EXTRACTED ENTRIES:
——————————
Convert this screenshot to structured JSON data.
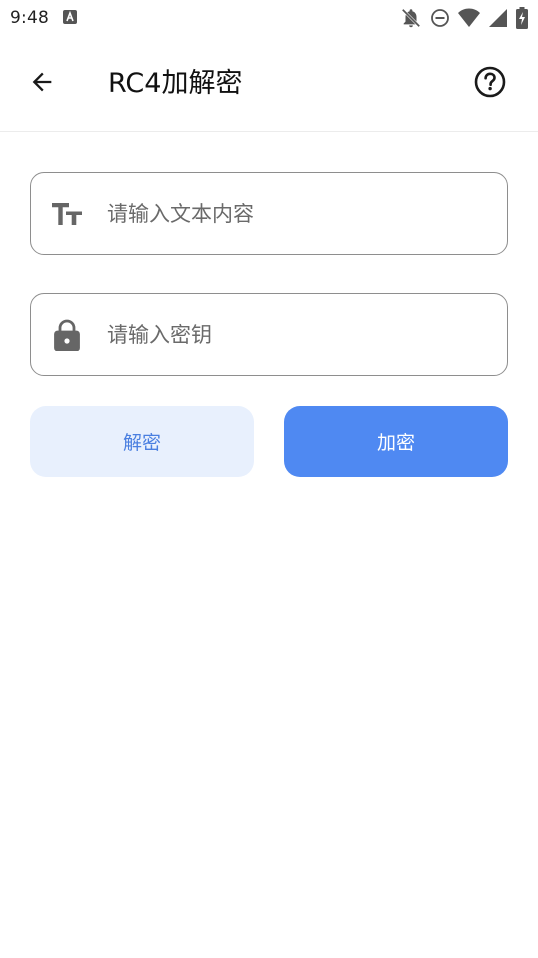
{
  "status_bar": {
    "time": "9:48",
    "icons": [
      "app-notification-icon",
      "bell-off-icon",
      "do-not-disturb-icon",
      "wifi-icon",
      "signal-icon",
      "battery-charging-icon"
    ]
  },
  "app_bar": {
    "title": "RC4加解密",
    "back_icon": "arrow-back-icon",
    "help_icon": "help-circle-icon"
  },
  "form": {
    "text_field": {
      "value": "",
      "placeholder": "请输入文本内容",
      "icon": "text-size-icon"
    },
    "key_field": {
      "value": "",
      "placeholder": "请输入密钥",
      "icon": "lock-icon"
    }
  },
  "actions": {
    "decrypt_label": "解密",
    "encrypt_label": "加密"
  },
  "colors": {
    "primary": "#4f89f2",
    "primary_light": "#e8f0fd",
    "primary_text": "#4a7fe0",
    "border": "#8e8e8e"
  }
}
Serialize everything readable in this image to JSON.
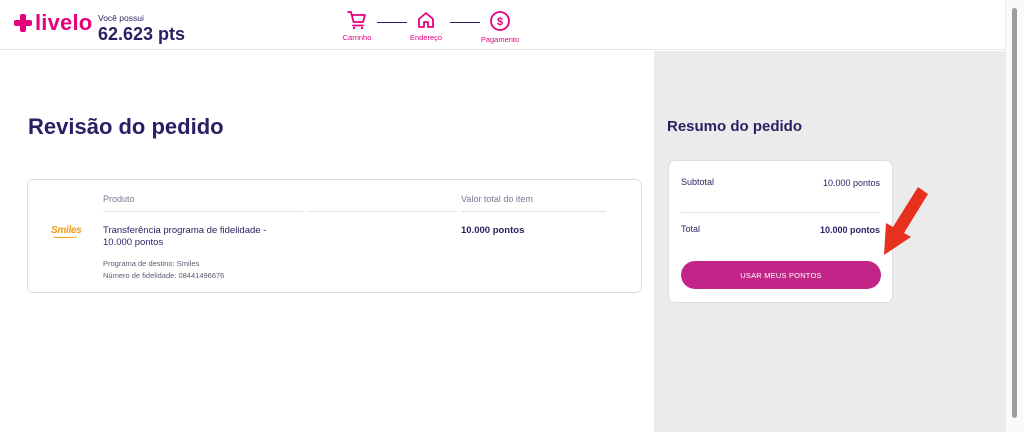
{
  "header": {
    "brand": "livelo",
    "points_label": "Você possui",
    "points_value": "62.623 pts"
  },
  "steps": [
    {
      "label": "Carrinho",
      "icon": "cart-icon"
    },
    {
      "label": "Endereço",
      "icon": "home-icon"
    },
    {
      "label": "Pagamento",
      "icon": "dollar-icon"
    }
  ],
  "main": {
    "title": "Revisão do pedido",
    "columns": {
      "product": "Produto",
      "value": "Valor total do item"
    },
    "item": {
      "partner_logo": "Smiles",
      "name": "Transferência programa de fidelidade - 10.000 pontos",
      "destination": "Programa de destino: Smiles",
      "loyalty_number": "Número de fidelidade: 08441496676",
      "price": "10.000 pontos"
    }
  },
  "summary": {
    "title": "Resumo do pedido",
    "subtotal_label": "Subtotal",
    "subtotal_value": "10.000 pontos",
    "total_label": "Total",
    "total_value": "10.000 pontos",
    "button_label": "USAR MEUS PONTOS"
  },
  "colors": {
    "brand_pink": "#e6007e",
    "button": "#c32488",
    "navy": "#2a1f63",
    "arrow": "#e8301e"
  }
}
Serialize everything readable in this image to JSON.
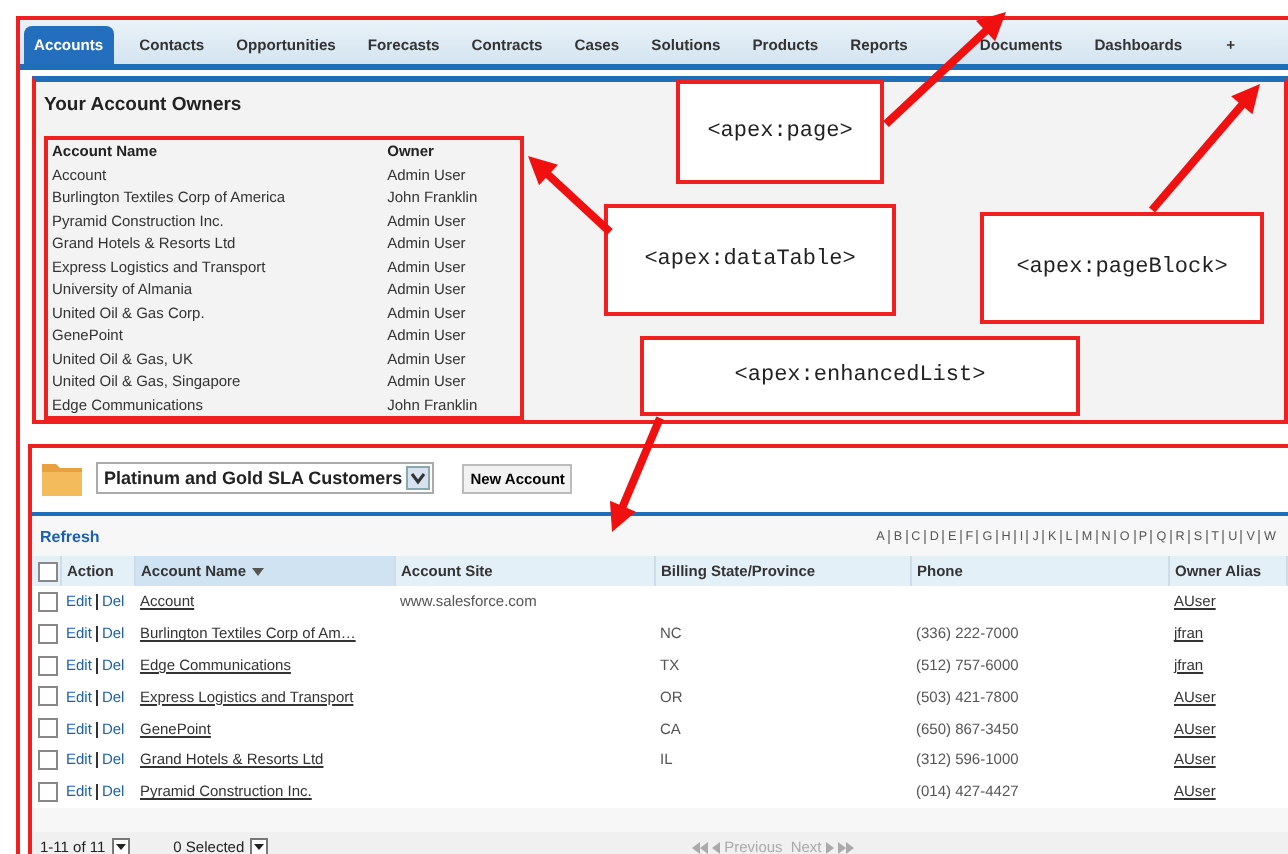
{
  "tabs": [
    {
      "label": "Accounts",
      "selected": true
    },
    {
      "label": "Contacts",
      "selected": false
    },
    {
      "label": "Opportunities",
      "selected": false
    },
    {
      "label": "Forecasts",
      "selected": false
    },
    {
      "label": "Contracts",
      "selected": false
    },
    {
      "label": "Cases",
      "selected": false
    },
    {
      "label": "Solutions",
      "selected": false
    },
    {
      "label": "Products",
      "selected": false
    },
    {
      "label": "Reports",
      "selected": false
    },
    {
      "label": "Documents",
      "selected": false
    },
    {
      "label": "Dashboards",
      "selected": false
    },
    {
      "label": "+",
      "selected": false
    }
  ],
  "page_block": {
    "title": "Your Account Owners",
    "columns": [
      "Account Name",
      "Owner"
    ],
    "rows": [
      [
        "Account",
        "Admin User"
      ],
      [
        "Burlington Textiles Corp of America",
        "John Franklin"
      ],
      [
        "Pyramid Construction Inc.",
        "Admin User"
      ],
      [
        "Grand Hotels & Resorts Ltd",
        "Admin User"
      ],
      [
        "Express Logistics and Transport",
        "Admin User"
      ],
      [
        "University of Almania",
        "Admin User"
      ],
      [
        "United Oil & Gas Corp.",
        "Admin User"
      ],
      [
        "GenePoint",
        "Admin User"
      ],
      [
        "United Oil & Gas, UK",
        "Admin User"
      ],
      [
        "United Oil & Gas, Singapore",
        "Admin User"
      ],
      [
        "Edge Communications",
        "John Franklin"
      ]
    ]
  },
  "callouts": [
    "<apex:page>",
    "<apex:dataTable>",
    "<apex:pageBlock>",
    "<apex:enhancedList>"
  ],
  "enhanced_list": {
    "view": "Platinum and Gold SLA Customers",
    "new_button": "New Account",
    "refresh": "Refresh",
    "letters": [
      "A",
      "B",
      "C",
      "D",
      "E",
      "F",
      "G",
      "H",
      "I",
      "J",
      "K",
      "L",
      "M",
      "N",
      "O",
      "P",
      "Q",
      "R",
      "S",
      "T",
      "U",
      "V",
      "W"
    ],
    "select_all_checked": false,
    "columns": [
      "Action",
      "Account Name",
      "Account Site",
      "Billing State/Province",
      "Phone",
      "Owner Alias"
    ],
    "rows": [
      {
        "checked": false,
        "edit": "Edit",
        "del": "Del",
        "name": "Account",
        "site": "www.salesforce.com",
        "state": "",
        "phone": "",
        "owner": "AUser"
      },
      {
        "checked": false,
        "edit": "Edit",
        "del": "Del",
        "name": "Burlington Textiles Corp of Am…",
        "site": "",
        "state": "NC",
        "phone": "(336) 222-7000",
        "owner": "jfran"
      },
      {
        "checked": false,
        "edit": "Edit",
        "del": "Del",
        "name": "Edge Communications",
        "site": "",
        "state": "TX",
        "phone": "(512) 757-6000",
        "owner": "jfran"
      },
      {
        "checked": false,
        "edit": "Edit",
        "del": "Del",
        "name": "Express Logistics and Transport",
        "site": "",
        "state": "OR",
        "phone": "(503) 421-7800",
        "owner": "AUser"
      },
      {
        "checked": false,
        "edit": "Edit",
        "del": "Del",
        "name": "GenePoint",
        "site": "",
        "state": "CA",
        "phone": "(650) 867-3450",
        "owner": "AUser"
      },
      {
        "checked": false,
        "edit": "Edit",
        "del": "Del",
        "name": "Grand Hotels & Resorts Ltd",
        "site": "",
        "state": "IL",
        "phone": "(312) 596-1000",
        "owner": "AUser"
      },
      {
        "checked": false,
        "edit": "Edit",
        "del": "Del",
        "name": "Pyramid Construction Inc.",
        "site": "",
        "state": "",
        "phone": "(014) 427-4427",
        "owner": "AUser"
      }
    ],
    "range": "1-11 of 11",
    "selected_count": "0 Selected",
    "previous": "Previous",
    "next": "Next",
    "previous_disabled": true,
    "next_disabled": true
  }
}
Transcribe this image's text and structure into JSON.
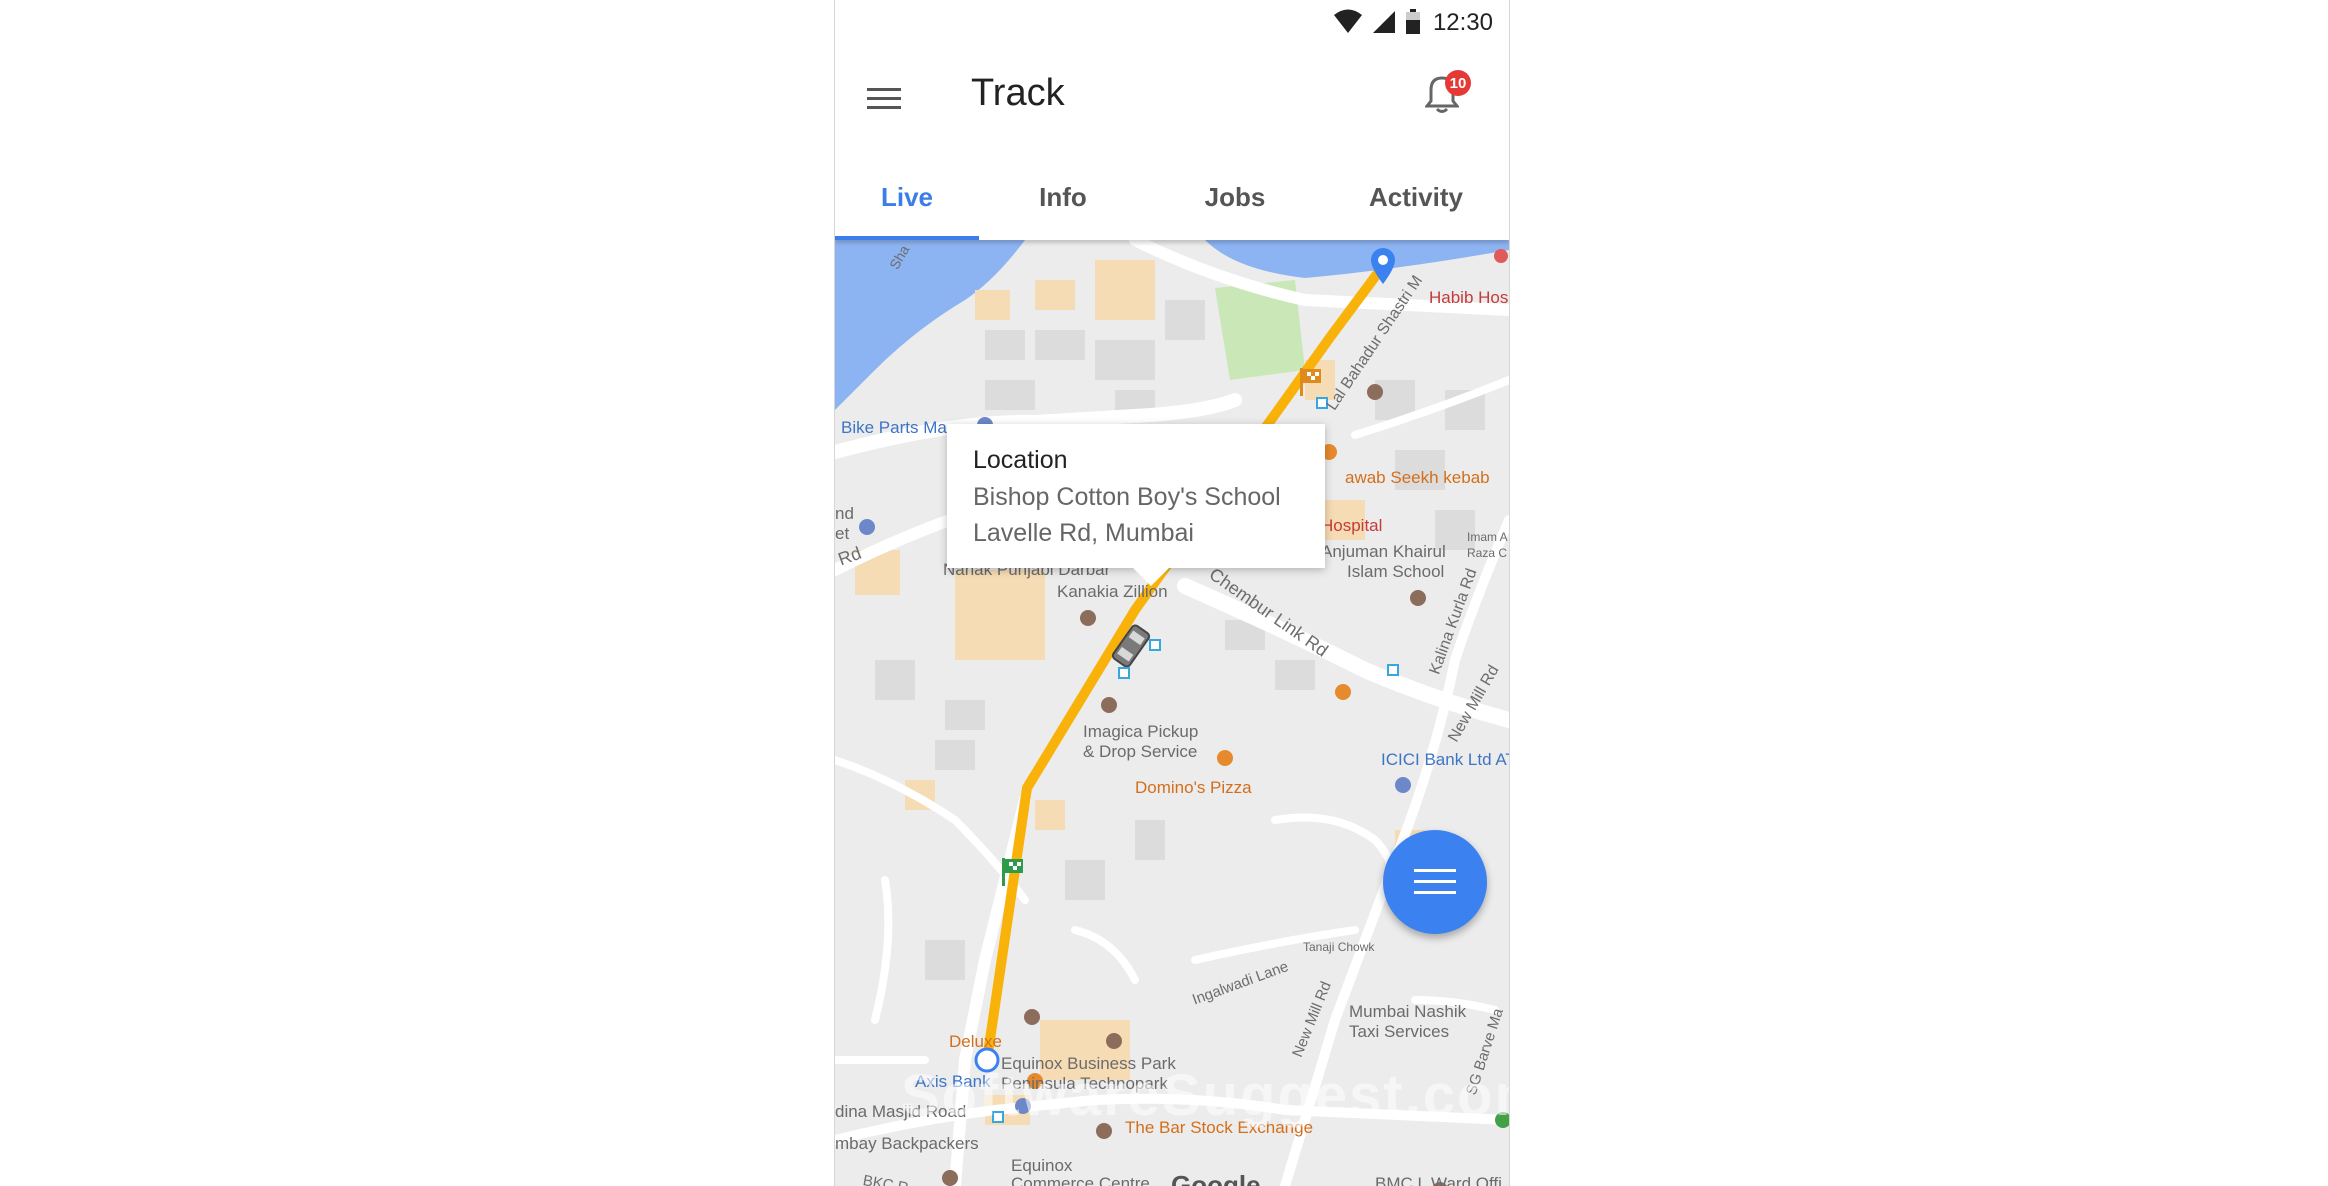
{
  "status_bar": {
    "time": "12:30"
  },
  "app_bar": {
    "title": "Track",
    "notification_count": "10"
  },
  "tabs": [
    {
      "label": "Live",
      "active": true
    },
    {
      "label": "Info",
      "active": false
    },
    {
      "label": "Jobs",
      "active": false
    },
    {
      "label": "Activity",
      "active": false
    }
  ],
  "popup": {
    "title": "Location",
    "line1": "Bishop Cotton Boy's School",
    "line2": "Lavelle Rd, Mumbai"
  },
  "map_labels": {
    "bike_parts": "Bike Parts Ma",
    "habib": "Habib Hos",
    "lal_bahadur": "Lal Bahadur Shastri M",
    "nawab": "awab Seekh kebab",
    "hospital": "Hospital",
    "anjuman1": "Anjuman Khairul",
    "anjuman2": "Islam School",
    "imam": "Imam A",
    "raza": "Raza C",
    "nanak": "Nanak Punjabi Darbar",
    "kanakia": "Kanakia Zillion",
    "chembur": "Chembur Link Rd",
    "kalina": "Kalina Kurla Rd",
    "new_mill_1": "New Mill Rd",
    "imagica1": "Imagica Pickup",
    "imagica2": "& Drop Service",
    "dominos": "Domino's Pizza",
    "icici": "ICICI Bank Ltd AT",
    "tanaji": "Tanaji Chowk",
    "ingalwadi": "Ingalwadi Lane",
    "new_mill_2": "New Mill Rd",
    "nashik1": "Mumbai Nashik",
    "nashik2": "Taxi Services",
    "deluxe": "Deluxe",
    "equinox_park": "Equinox Business Park",
    "peninsula": "Peninsula Technopark",
    "axis": "Axis Bank",
    "masjid": "dina Masjid Road",
    "backpackers": "mbay Backpackers",
    "bar_stock": "The Bar Stock Exchange",
    "equinox_cc1": "Equinox",
    "equinox_cc2": "Commerce Centre",
    "bmc": "BMC L Ward Offi",
    "bkc": "BKC R",
    "sg_barve": "SG Barve Ma",
    "left_nd": "nd",
    "left_et": "et",
    "left_rd": "Rd",
    "sha": "Sha"
  },
  "watermark": "SoftwareSuggest.com",
  "google_logo": "Google",
  "colors": {
    "accent": "#3c7de8",
    "route": "#f9b20a",
    "water": "#8db4f2",
    "badge": "#e53935",
    "fab": "#3b82f0"
  },
  "icons": [
    "wifi-icon",
    "signal-icon",
    "battery-icon",
    "menu-icon",
    "bell-icon",
    "vehicle-icon",
    "start-flag-icon",
    "end-flag-icon",
    "destination-pin-icon",
    "origin-circle-icon"
  ]
}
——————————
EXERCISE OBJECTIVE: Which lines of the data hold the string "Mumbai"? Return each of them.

SOLUTION TO THIS PROBLEM:
    "line2": "Lavelle Rd, Mumbai"
    "nashik1": "Mumbai Nashik",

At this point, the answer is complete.